The Long Fight for LGBTQ Rights in Taiwan Continues

The Long Fight for LGBTQ Rights in Taiwan Continues

Be first to like this.

This post is also available in: 繁體中文

It took Dr. Sun Yat-sen several attempts before he successfully overthrew the Qing dynasty and established the Republic of China, and legislation for same-sex marriage in Taiwan has undergone an equally challenging process. A marriage equality bill was first proposed in the legislature in 2005 — 11 years ago. The legislature is still divided: 112 legislators, or almost 38%, have expressed support for same-sex marriage, while just over 40% are undecided.

On Nov. 28, the second public hearing on same-sex marriage was held, where more than 20,000 people gathered to support equal rights and protested against a special law. Earlier that month, tens of thousands of protesters stormed Taiwan’s Legislative Yuan building as lawmakers reviewed bills that would make gay marriage legal.

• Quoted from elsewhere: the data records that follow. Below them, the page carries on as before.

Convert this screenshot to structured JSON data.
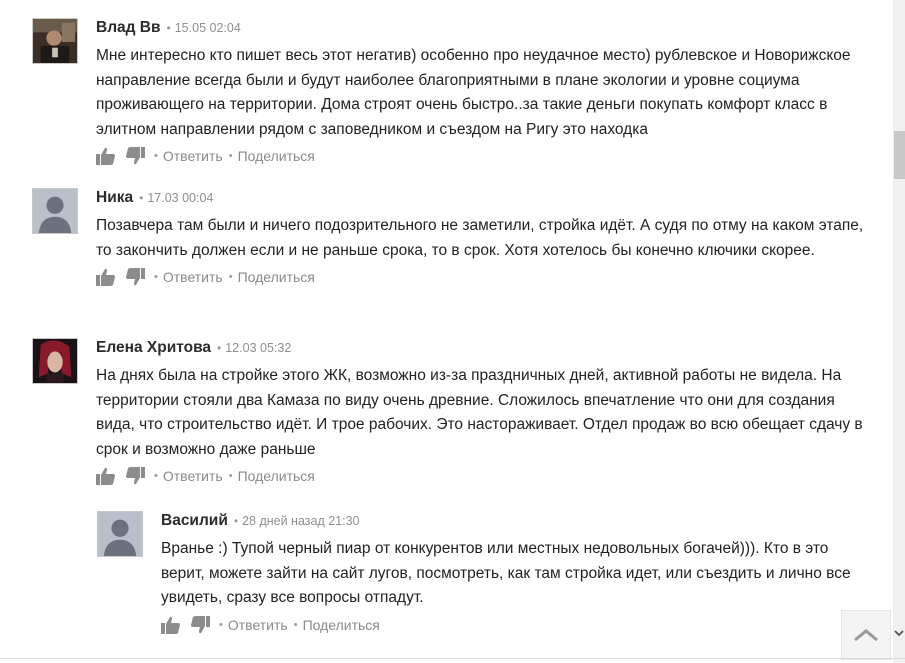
{
  "comments": [
    {
      "author": "Влад Вв",
      "time": "15.05 02:04",
      "avatar": "photo-man-dark",
      "text": "Мне интересно кто пишет весь этот негатив) особенно про неудачное место) рублевское и Новорижское направление всегда были и будут наиболее благоприятными в плане экологии и уровне социума проживающего на территории. Дома строят очень быстро..за такие деньги покупать комфорт класс в элитном направлении рядом с заповедником и съездом на Ригу это находка"
    },
    {
      "author": "Ника",
      "time": "17.03 00:04",
      "avatar": "default-avatar",
      "text": "Позавчера там были и ничего подозрительного не заметили, стройка идёт. А судя по отму на каком этапе, то закончить должен если и не раньше срока, то в срок. Хотя хотелось бы конечно ключики скорее."
    },
    {
      "author": "Елена Хритова",
      "time": "12.03 05:32",
      "avatar": "photo-woman-red",
      "text": "На днях была на стройке этого ЖК, возможно из-за праздничных дней, активной работы не видела. На территории стояли два Камаза по виду очень древние. Сложилось впечатление что они для создания вида, что строительство идёт. И трое рабочих. Это настораживает. Отдел продаж во всю обещает сдачу в срок и возможно даже раньше"
    },
    {
      "author": "Василий",
      "time": "28 дней назад 21:30",
      "avatar": "default-avatar",
      "text": "Вранье :)  Тупой черный пиар от конкурентов или местных недовольных богачей))). Кто в это верит, можете зайти на сайт лугов, посмотреть, как там стройка идет, или съездить и лично все увидеть, сразу все вопросы отпадут."
    }
  ],
  "actions": {
    "reply_label": "Ответить",
    "share_label": "Поделиться",
    "separator": "•"
  },
  "icons": {
    "like": "thumbs-up-icon",
    "dislike": "thumbs-down-icon",
    "scroll_top": "chevron-up-icon"
  },
  "colors": {
    "author": "#2b2b2b",
    "text": "#222222",
    "meta": "#8f8f8f",
    "icon": "#8c8c8c"
  }
}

Amending Laws, Eradicating Discrimination

Opponents to marriage equality proposed enacting a special law for the LGBTQ community, but this requires additional judicial expenditure on legislation, implementation and education related to the new law. Not only that, but this positions the LGBTQ community as “different” and requiring a “special” law — reinforcing the opinions of anti-queer bigots.

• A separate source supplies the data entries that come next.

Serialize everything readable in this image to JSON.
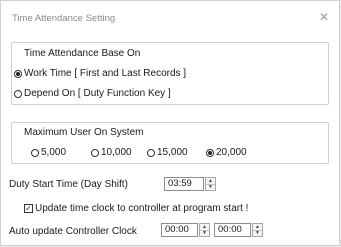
{
  "window": {
    "title": "Time Attendance Setting",
    "close_glyph": "✕"
  },
  "base_on": {
    "title": "Time Attendance Base On",
    "options": [
      {
        "label": "Work Time [ First and Last Records ]",
        "selected": true
      },
      {
        "label": "Depend On [ Duty Function Key ]",
        "selected": false
      }
    ]
  },
  "max_user": {
    "title": "Maximum User On System",
    "options": [
      {
        "label": "5,000",
        "selected": false
      },
      {
        "label": "10,000",
        "selected": false
      },
      {
        "label": "15,000",
        "selected": false
      },
      {
        "label": "20,000",
        "selected": true
      }
    ]
  },
  "duty_start": {
    "label": "Duty Start Time (Day Shift)",
    "value": "03:59"
  },
  "update_clock": {
    "label": "Update time clock to controller at program start !",
    "checked": true,
    "check_glyph": "✓"
  },
  "auto_update": {
    "label": "Auto update Controller Clock",
    "value1": "00:00",
    "value2": "00:00"
  },
  "icons": {
    "spin_up": "▲",
    "spin_down": "▼"
  }
}
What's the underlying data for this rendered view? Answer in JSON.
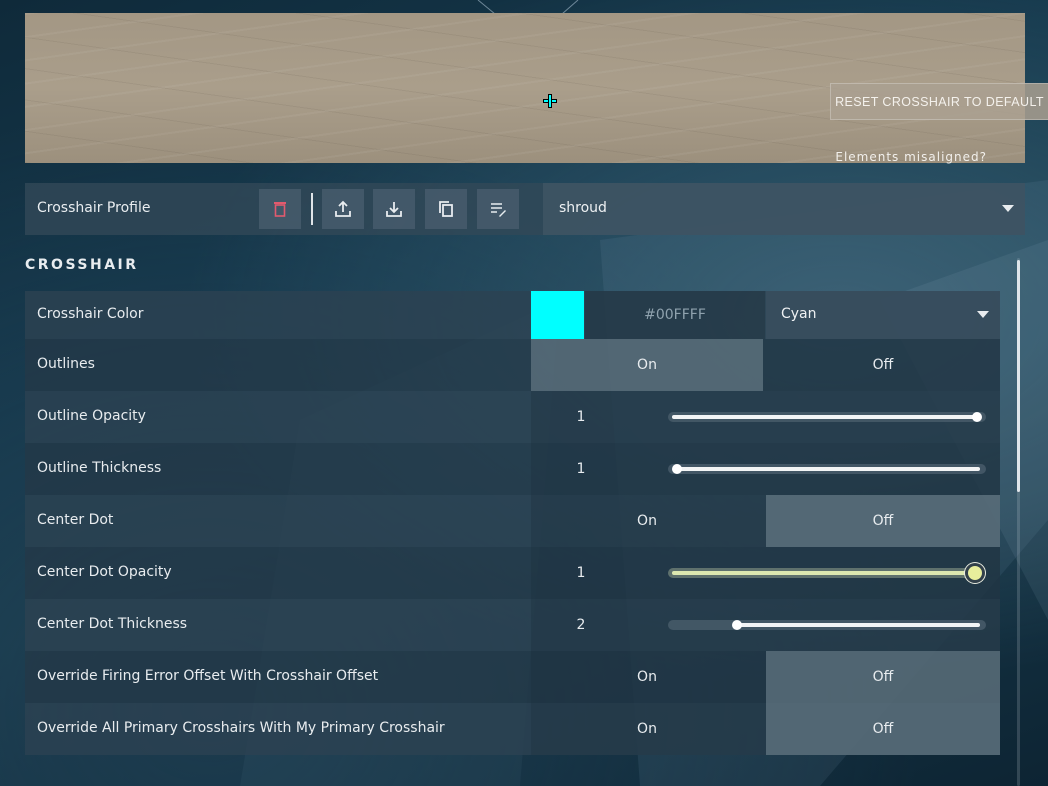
{
  "preview": {
    "reset_label": "RESET CROSSHAIR TO DEFAULT",
    "misaligned_label": "Elements misaligned?",
    "crosshair_color": "#00FFFF"
  },
  "profile": {
    "label": "Crosshair Profile",
    "selected": "shroud",
    "tools": [
      "trash-icon",
      "upload-icon",
      "download-icon",
      "copy-icon",
      "rename-icon"
    ]
  },
  "section": {
    "title": "CROSSHAIR"
  },
  "rows": {
    "color": {
      "label": "Crosshair Color",
      "hex": "#00FFFF",
      "swatch": "#00FFFF",
      "selected": "Cyan"
    },
    "outlines": {
      "label": "Outlines",
      "on": "On",
      "off": "Off",
      "active": "on"
    },
    "outline_opacity": {
      "label": "Outline Opacity",
      "value": "1",
      "fraction": 1.0
    },
    "outline_thickness": {
      "label": "Outline Thickness",
      "value": "1",
      "fraction": 0.0
    },
    "center_dot": {
      "label": "Center Dot",
      "on": "On",
      "off": "Off",
      "active": "off"
    },
    "center_dot_opacity": {
      "label": "Center Dot Opacity",
      "value": "1",
      "fraction": 1.0
    },
    "center_dot_thickness": {
      "label": "Center Dot Thickness",
      "value": "2",
      "fraction": 0.2
    },
    "override_firing": {
      "label": "Override Firing Error Offset With Crosshair Offset",
      "on": "On",
      "off": "Off",
      "active": "off"
    },
    "override_primary": {
      "label": "Override All Primary Crosshairs With My Primary Crosshair",
      "on": "On",
      "off": "Off",
      "active": "off"
    }
  },
  "colors": {
    "accent": "#00FFFF",
    "highlight": "#E8EE9C"
  }
}
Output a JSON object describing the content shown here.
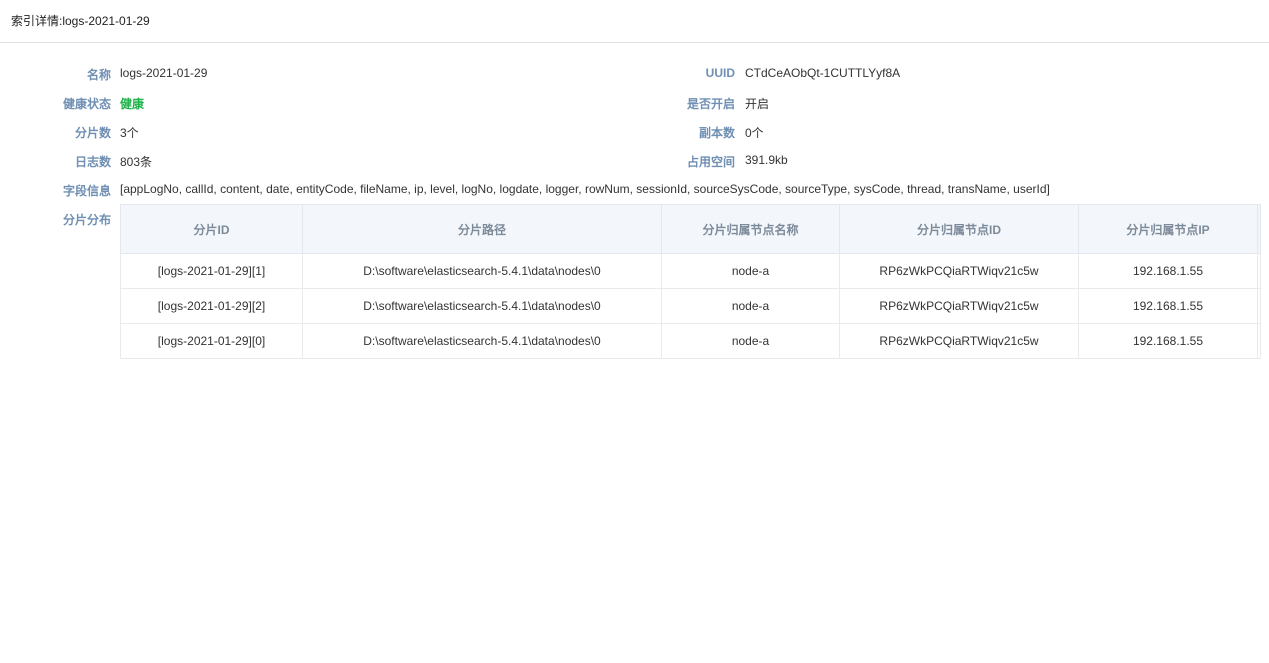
{
  "header": {
    "title": "索引详情:logs-2021-01-29"
  },
  "info": {
    "name_label": "名称",
    "name_value": "logs-2021-01-29",
    "uuid_label": "UUID",
    "uuid_value": "CTdCeAObQt-1CUTTLYyf8A",
    "health_label": "健康状态",
    "health_value": "健康",
    "open_label": "是否开启",
    "open_value": "开启",
    "shards_label": "分片数",
    "shards_value": "3个",
    "replicas_label": "副本数",
    "replicas_value": "0个",
    "logs_label": "日志数",
    "logs_value": "803条",
    "space_label": "占用空间",
    "space_value": "391.9kb",
    "fields_label": "字段信息",
    "fields_value": "[appLogNo, callId, content, date, entityCode, fileName, ip, level, logNo, logdate, logger, rowNum, sessionId, sourceSysCode, sourceType, sysCode, thread, transName, userId]",
    "distribution_label": "分片分布"
  },
  "shard_table": {
    "headers": [
      "分片ID",
      "分片路径",
      "分片归属节点名称",
      "分片归属节点ID",
      "分片归属节点IP"
    ],
    "rows": [
      [
        "[logs-2021-01-29][1]",
        "D:\\software\\elasticsearch-5.4.1\\data\\nodes\\0",
        "node-a",
        "RP6zWkPCQiaRTWiqv21c5w",
        "192.168.1.55"
      ],
      [
        "[logs-2021-01-29][2]",
        "D:\\software\\elasticsearch-5.4.1\\data\\nodes\\0",
        "node-a",
        "RP6zWkPCQiaRTWiqv21c5w",
        "192.168.1.55"
      ],
      [
        "[logs-2021-01-29][0]",
        "D:\\software\\elasticsearch-5.4.1\\data\\nodes\\0",
        "node-a",
        "RP6zWkPCQiaRTWiqv21c5w",
        "192.168.1.55"
      ]
    ]
  }
}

Instead, legislator Yu Mei-nu has proposed adding an additional article to the current Civil Law and amending four other articles. This way, the law applies to everyone — instead of creating a “separate but equal” situation.

The LGBTQ community has appealed to President Tsai Ing-wen to honor the promises she had made before the presidential election. Before the election, she tried to earn votes and donations from the LGBTQ community with various measures such as a promotional video and the rainbow metro card. Now that she holds the office, she is expected to actively honor her promises.

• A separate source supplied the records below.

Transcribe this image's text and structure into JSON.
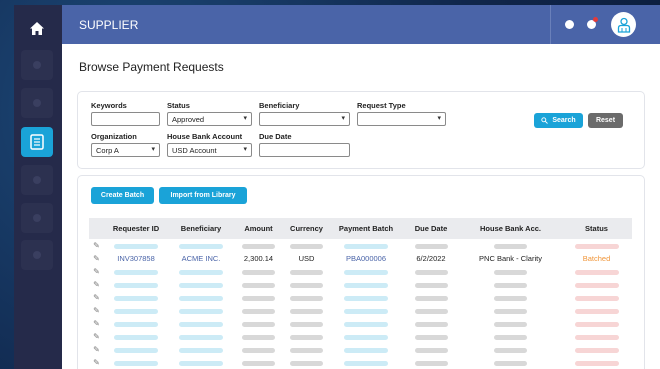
{
  "app": {
    "title": "SUPPLIER",
    "page_title": "Browse Payment Requests"
  },
  "filters": {
    "keywords_label": "Keywords",
    "keywords_value": "",
    "status_label": "Status",
    "status_value": "Approved",
    "beneficiary_label": "Beneficiary",
    "beneficiary_value": "",
    "request_type_label": "Request Type",
    "request_type_value": "",
    "organization_label": "Organization",
    "organization_value": "Corp A",
    "house_bank_label": "House Bank Account",
    "house_bank_value": "USD Account",
    "due_date_label": "Due Date",
    "due_date_value": "",
    "search_label": "Search",
    "reset_label": "Reset"
  },
  "actions": {
    "create_batch": "Create Batch",
    "import_library": "Import from Library"
  },
  "table": {
    "columns": [
      "Requester ID",
      "Beneficiary",
      "Amount",
      "Currency",
      "Payment Batch",
      "Due Date",
      "House Bank Acc.",
      "Status"
    ],
    "row": {
      "requester_id": "INV307858",
      "beneficiary": "ACME INC.",
      "amount": "2,300.14",
      "currency": "USD",
      "payment_batch": "PBA000006",
      "due_date": "6/2/2022",
      "house_bank": "PNC Bank - Clarity",
      "status": "Batched"
    }
  },
  "colors": {
    "topbar": "#4a64a8",
    "accent": "#1aa3d8",
    "sidebar": "#252a4a",
    "batched": "#f0963a"
  },
  "icons": [
    "home-icon",
    "document-list-icon",
    "search-icon",
    "user-icon",
    "notification-icon",
    "pencil-icon",
    "chevron-down-icon"
  ]
}
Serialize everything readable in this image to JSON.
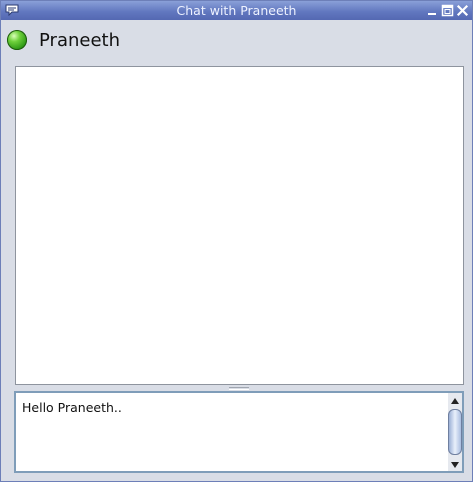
{
  "window": {
    "title": "Chat with Praneeth"
  },
  "contact": {
    "name": "Praneeth",
    "status": "online",
    "status_color": "#3aa81e"
  },
  "history": {
    "messages": []
  },
  "compose": {
    "value": "Hello Praneeth.."
  },
  "icons": {
    "app": "chat-bubble-icon",
    "minimize": "minimize-icon",
    "maximize": "maximize-icon",
    "close": "close-icon",
    "status": "status-online-icon",
    "scroll_up": "scroll-up-icon",
    "scroll_down": "scroll-down-icon"
  },
  "colors": {
    "titlebar": "#6278c0",
    "window_bg": "#d9dde6",
    "input_border": "#7f9db9"
  }
}
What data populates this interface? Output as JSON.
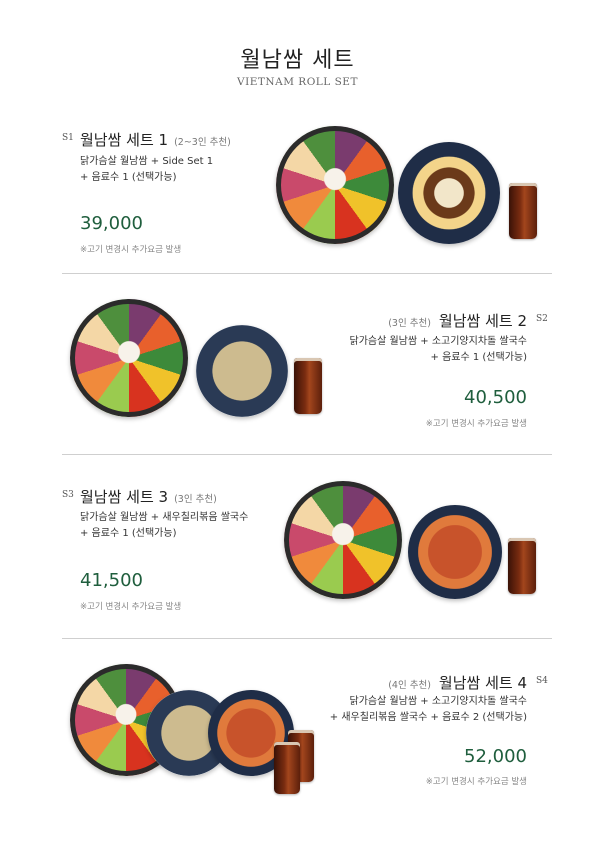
{
  "header": {
    "title": "월남쌈 세트",
    "subtitle": "VIETNAM ROLL SET"
  },
  "sets": [
    {
      "code": "S1",
      "name": "월남쌈 세트 1",
      "recommend": "(2~3인 추천)",
      "desc_line1": "닭가슴살 월남쌈 + Side Set 1",
      "desc_line2": "+ 음료수 1 (선택가능)",
      "price": "39,000",
      "note": "※고기 변경시 추가요금 발생"
    },
    {
      "code": "S2",
      "name": "월남쌈 세트 2",
      "recommend": "(3인 추천)",
      "desc_line1": "닭가슴살 월남쌈 + 소고기양지차돌 쌀국수",
      "desc_line2": "+ 음료수 1 (선택가능)",
      "price": "40,500",
      "note": "※고기 변경시 추가요금 발생"
    },
    {
      "code": "S3",
      "name": "월남쌈 세트 3",
      "recommend": "(3인 추천)",
      "desc_line1": "닭가슴살 월남쌈 + 새우칠리볶음 쌀국수",
      "desc_line2": "+ 음료수 1 (선택가능)",
      "price": "41,500",
      "note": "※고기 변경시 추가요금 발생"
    },
    {
      "code": "S4",
      "name": "월남쌈 세트 4",
      "recommend": "(4인 추천)",
      "desc_line1": "닭가슴살 월남쌈 + 소고기양지차돌 쌀국수",
      "desc_line2": "+ 새우칠리볶음 쌀국수 + 음료수 2 (선택가능)",
      "price": "52,000",
      "note": "※고기 변경시 추가요금 발생"
    }
  ]
}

Outside the hearing, some Christians were handing out flyers, voicing their opposition to same-sex marriage. Despite this, supporters of same-sex marriage still tried to respond rationally, hoping to collaborate for the sake of human rights. With love and tolerance, supporters tried to show the world they are determined to receive their deserved equal rights.

Hopefully Taiwan will become the first Asian country to legalize same-sex marriage, a true feat.

Related Stories

William Dorsey Swann Was a Former Slave, a Badass LGBTQ Activist and the First Documented Drag Queen
Here's What Science Has to Show for a Half-Century of Searching for Homosexuality's Causes
An Abridged History of How 'Steven Universe' Went From Concept to Hit Animated Series
Men Who Love Men But Who Don’t Want to Be Called ‘Gay’ Are Now Opting for This Label Instead